A bound attribute should define a method __addtoclass__(added_class, name) (attributes without this method will simply be treated as normal). The return value is ignored; if the attribute wishes to change the value in the class, it must call setattr(added_class, name, new_value).
BoundAttribute is a class that facilitates lazy attribute creation.
bind_attributes(cls, new_attrs) is a function that looks for attributes with this special method. new_attrs is a dictionary, as typically passed into __classinit__ with declarative (calling bind_attributes in __classinit__ would be typical).
Note if you do this that attributes defined in a superclass will not be rebound in subclasses. If you want to rebind attributes in subclasses, use bind_attributes_local, which adds a __bound_attributes__ variable to your class to track these active attributes.
This is a declarative class that passes all the values given to it to another object. So you can pass it arguments (via __init__/__call__) or give it the equivalent of keyword arguments through subclassing. Then a bound object will be added in its place.
To hook this other object in, override make_object(added_class, name, **attrs) and maybe set_object(added_class, name, **attrs) (the default implementation of set_object just resets the attribute to whatever make_object returned).
Also see BoundFactory.
This class contains 16 members.
This will bind the attribute to whatever is given by factory_class.
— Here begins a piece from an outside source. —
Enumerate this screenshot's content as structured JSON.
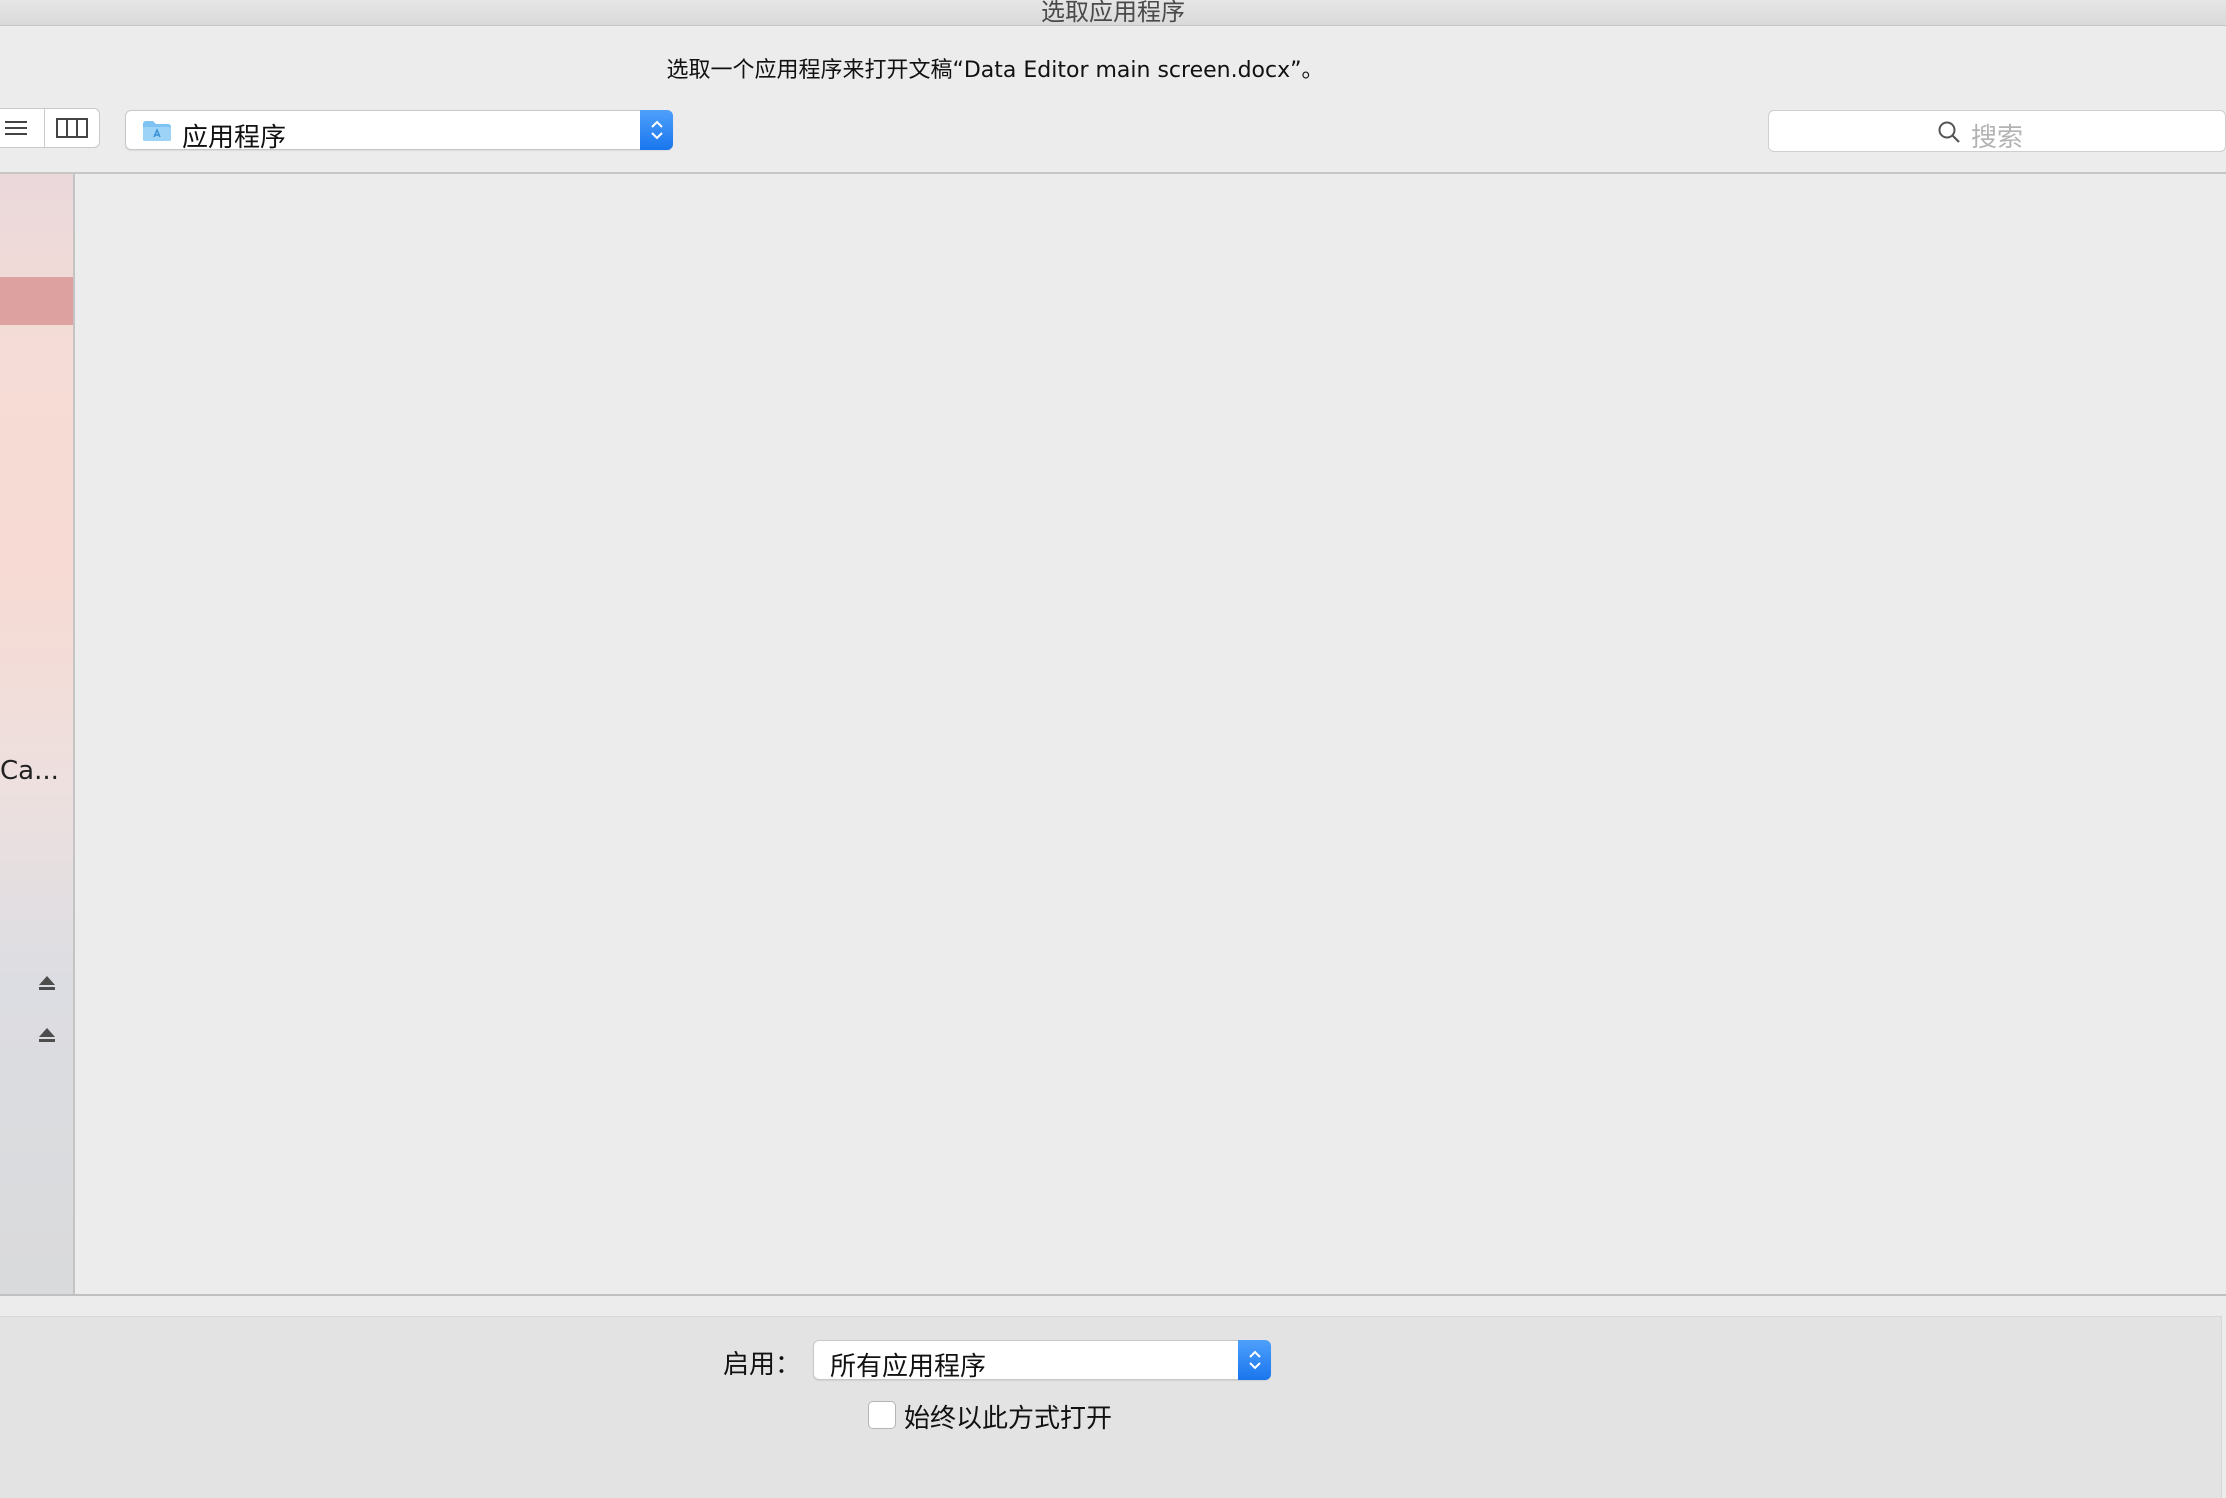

This factory should be a callable with the signature factory_class(added_class, attr_name, *args, **kw).
The factory will be reinvoked (and the attribute rebound) for every subclassing.
This class contains 17 members.
See the source for more information.